══ LISTED RECORDS ══
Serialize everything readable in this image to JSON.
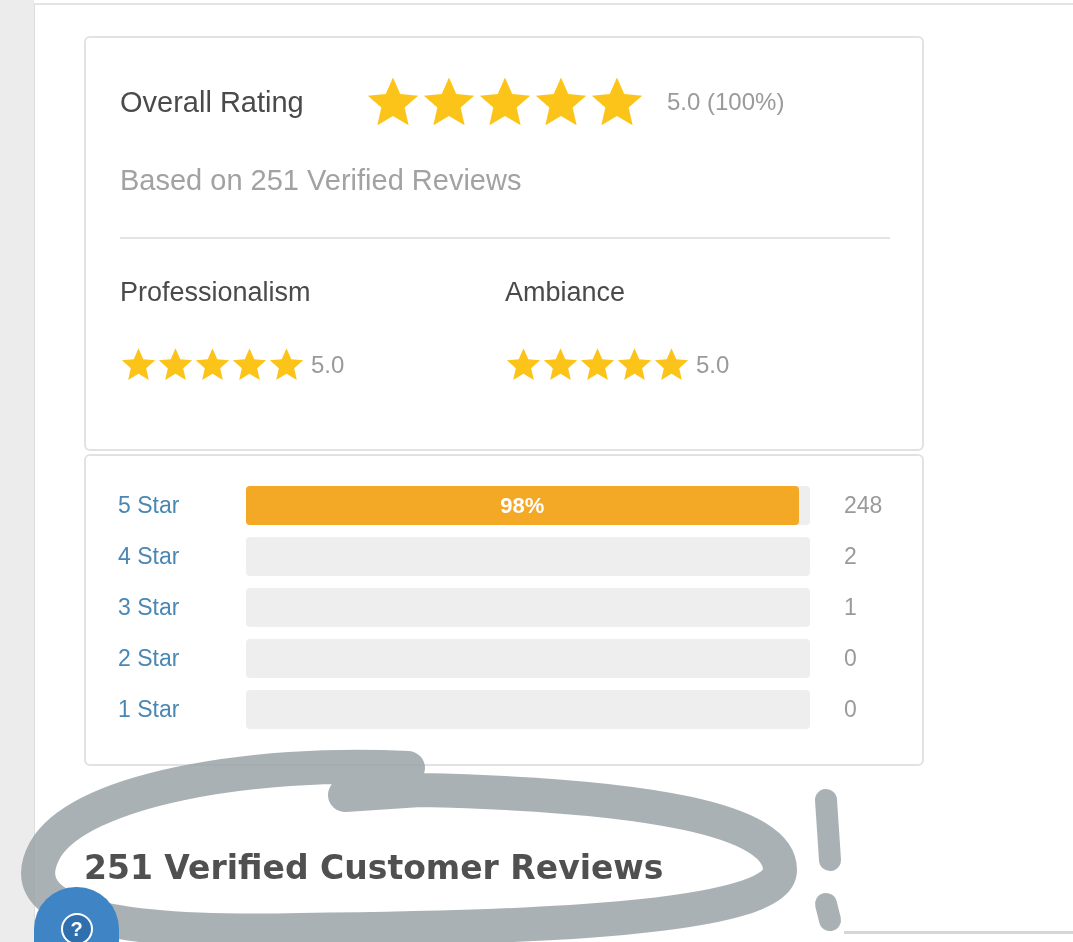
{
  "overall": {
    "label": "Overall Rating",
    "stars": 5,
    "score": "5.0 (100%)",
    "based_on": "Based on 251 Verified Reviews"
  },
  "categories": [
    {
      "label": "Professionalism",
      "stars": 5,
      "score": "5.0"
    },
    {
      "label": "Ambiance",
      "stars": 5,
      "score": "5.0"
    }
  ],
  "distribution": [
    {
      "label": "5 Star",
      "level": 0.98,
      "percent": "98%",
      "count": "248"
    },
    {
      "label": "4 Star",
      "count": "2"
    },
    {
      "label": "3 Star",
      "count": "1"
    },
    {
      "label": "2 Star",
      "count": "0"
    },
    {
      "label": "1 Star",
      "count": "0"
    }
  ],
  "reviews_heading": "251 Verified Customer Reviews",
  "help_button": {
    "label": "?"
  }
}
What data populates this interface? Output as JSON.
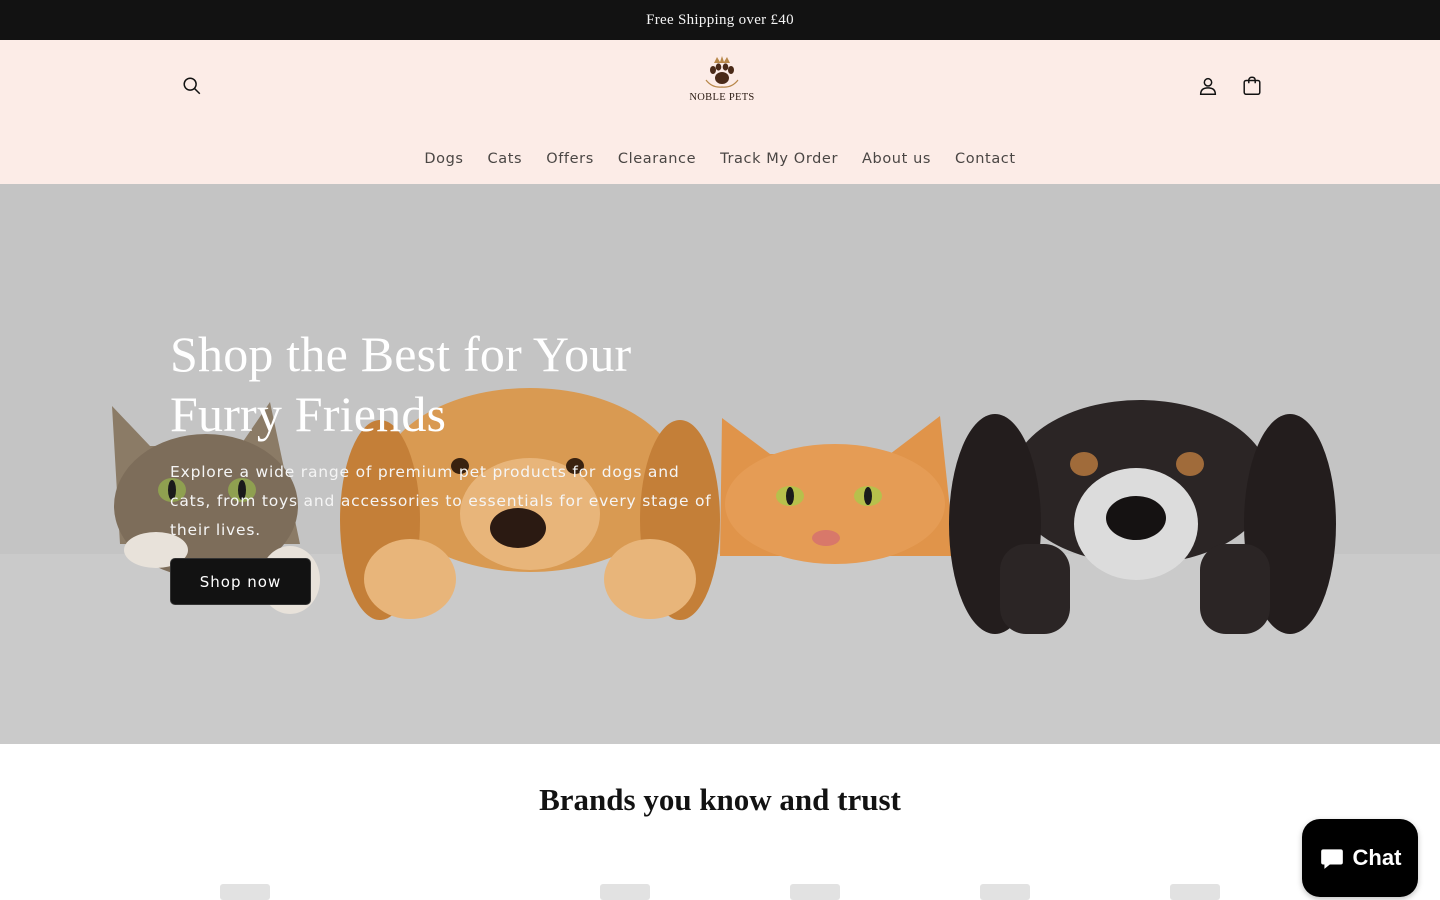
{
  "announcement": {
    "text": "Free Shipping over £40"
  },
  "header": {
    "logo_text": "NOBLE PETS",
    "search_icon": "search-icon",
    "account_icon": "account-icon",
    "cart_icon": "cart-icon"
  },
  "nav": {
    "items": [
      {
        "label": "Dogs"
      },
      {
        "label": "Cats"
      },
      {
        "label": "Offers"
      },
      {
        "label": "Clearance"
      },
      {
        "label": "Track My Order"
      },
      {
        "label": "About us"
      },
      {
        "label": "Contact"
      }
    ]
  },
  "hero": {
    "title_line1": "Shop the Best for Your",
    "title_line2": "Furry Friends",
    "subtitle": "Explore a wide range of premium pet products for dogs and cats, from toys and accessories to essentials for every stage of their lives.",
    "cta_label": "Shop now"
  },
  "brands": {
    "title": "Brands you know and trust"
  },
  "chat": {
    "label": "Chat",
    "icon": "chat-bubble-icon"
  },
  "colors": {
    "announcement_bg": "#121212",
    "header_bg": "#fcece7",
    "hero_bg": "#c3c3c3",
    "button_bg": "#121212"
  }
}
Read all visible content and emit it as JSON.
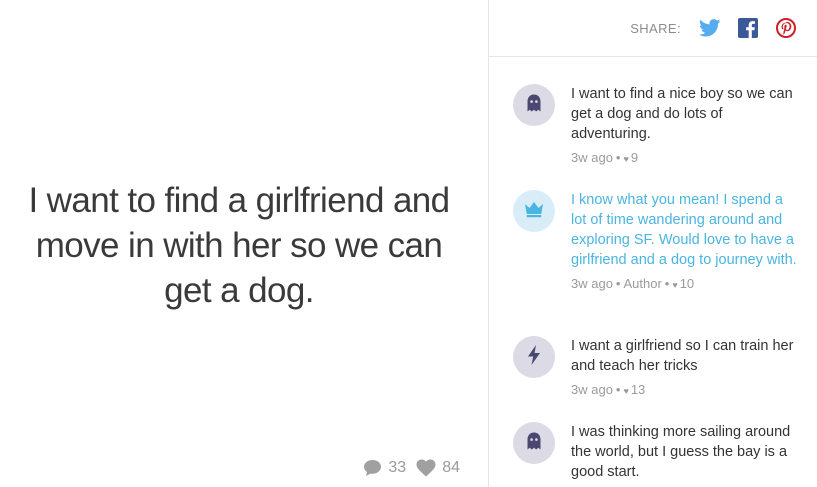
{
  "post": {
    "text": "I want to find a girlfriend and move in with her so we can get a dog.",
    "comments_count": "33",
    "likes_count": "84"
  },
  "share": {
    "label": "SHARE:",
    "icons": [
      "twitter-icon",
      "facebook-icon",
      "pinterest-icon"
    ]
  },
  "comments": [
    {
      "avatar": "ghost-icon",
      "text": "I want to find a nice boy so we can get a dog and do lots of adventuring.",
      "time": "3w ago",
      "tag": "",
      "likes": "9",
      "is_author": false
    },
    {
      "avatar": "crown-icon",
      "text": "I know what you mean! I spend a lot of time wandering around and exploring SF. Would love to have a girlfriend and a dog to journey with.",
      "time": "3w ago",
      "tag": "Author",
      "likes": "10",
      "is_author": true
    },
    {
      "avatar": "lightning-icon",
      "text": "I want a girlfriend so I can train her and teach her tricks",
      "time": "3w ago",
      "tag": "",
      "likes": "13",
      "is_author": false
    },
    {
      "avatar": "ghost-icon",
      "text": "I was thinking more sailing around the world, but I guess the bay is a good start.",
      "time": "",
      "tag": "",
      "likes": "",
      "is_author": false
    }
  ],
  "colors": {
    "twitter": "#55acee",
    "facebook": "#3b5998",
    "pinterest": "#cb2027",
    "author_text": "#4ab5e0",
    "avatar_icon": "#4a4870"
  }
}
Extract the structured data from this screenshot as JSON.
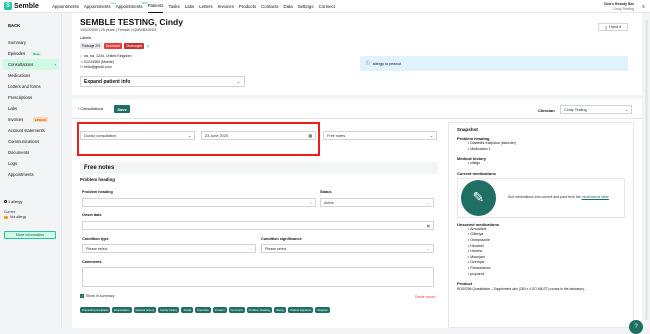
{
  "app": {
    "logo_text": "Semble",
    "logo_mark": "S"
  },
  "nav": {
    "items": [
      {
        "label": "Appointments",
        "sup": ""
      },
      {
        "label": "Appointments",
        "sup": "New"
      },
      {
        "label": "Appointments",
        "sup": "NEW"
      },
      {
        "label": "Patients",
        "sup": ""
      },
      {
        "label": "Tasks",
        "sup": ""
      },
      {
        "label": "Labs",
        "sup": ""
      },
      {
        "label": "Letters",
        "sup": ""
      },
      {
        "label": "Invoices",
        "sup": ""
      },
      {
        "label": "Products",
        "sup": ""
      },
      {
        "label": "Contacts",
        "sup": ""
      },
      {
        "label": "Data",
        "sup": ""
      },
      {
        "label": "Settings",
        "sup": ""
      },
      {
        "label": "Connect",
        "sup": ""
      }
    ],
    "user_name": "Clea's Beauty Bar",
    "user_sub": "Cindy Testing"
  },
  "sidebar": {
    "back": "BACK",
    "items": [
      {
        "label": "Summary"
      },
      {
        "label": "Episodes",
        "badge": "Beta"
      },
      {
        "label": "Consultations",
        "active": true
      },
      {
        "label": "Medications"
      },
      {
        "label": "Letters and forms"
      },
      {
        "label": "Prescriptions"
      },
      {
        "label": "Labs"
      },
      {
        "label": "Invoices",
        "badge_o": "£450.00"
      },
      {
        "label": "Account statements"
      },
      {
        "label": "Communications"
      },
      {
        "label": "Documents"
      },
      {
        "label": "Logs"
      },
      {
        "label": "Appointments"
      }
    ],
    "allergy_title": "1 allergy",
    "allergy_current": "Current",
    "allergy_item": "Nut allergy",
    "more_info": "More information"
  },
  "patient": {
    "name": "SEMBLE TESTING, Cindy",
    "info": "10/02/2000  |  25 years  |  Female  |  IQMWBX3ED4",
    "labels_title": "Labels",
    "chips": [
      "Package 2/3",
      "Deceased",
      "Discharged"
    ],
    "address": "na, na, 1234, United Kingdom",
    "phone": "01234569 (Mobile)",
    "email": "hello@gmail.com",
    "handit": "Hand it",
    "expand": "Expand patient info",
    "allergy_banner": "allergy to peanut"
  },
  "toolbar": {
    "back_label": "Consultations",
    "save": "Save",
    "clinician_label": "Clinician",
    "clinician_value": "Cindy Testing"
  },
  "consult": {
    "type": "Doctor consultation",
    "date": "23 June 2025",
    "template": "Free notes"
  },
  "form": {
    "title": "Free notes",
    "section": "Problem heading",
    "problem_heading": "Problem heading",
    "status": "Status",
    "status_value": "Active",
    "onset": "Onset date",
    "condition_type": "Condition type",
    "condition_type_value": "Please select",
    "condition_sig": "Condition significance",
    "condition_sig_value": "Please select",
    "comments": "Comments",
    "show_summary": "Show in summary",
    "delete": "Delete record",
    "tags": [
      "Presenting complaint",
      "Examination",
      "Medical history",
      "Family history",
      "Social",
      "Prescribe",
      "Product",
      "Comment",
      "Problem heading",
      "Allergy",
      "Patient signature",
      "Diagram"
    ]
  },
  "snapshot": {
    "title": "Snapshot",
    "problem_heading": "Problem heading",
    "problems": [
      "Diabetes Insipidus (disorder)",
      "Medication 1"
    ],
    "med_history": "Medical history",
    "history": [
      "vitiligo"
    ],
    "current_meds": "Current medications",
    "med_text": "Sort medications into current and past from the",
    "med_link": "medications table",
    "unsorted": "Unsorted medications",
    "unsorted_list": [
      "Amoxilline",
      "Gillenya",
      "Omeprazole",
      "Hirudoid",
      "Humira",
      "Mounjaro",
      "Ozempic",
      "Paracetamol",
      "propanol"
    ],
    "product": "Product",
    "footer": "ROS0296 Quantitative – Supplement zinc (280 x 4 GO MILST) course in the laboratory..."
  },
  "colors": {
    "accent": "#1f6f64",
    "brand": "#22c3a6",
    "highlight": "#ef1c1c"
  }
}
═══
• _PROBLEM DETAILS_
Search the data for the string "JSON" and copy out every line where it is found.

• _TASK ANSWER_
Serialize everything readable in this image to JSON.
What data populates this interface? Output as JSON.
Read all visible content and emit it as JSON.
Extract the structured data from this screenshot as JSON.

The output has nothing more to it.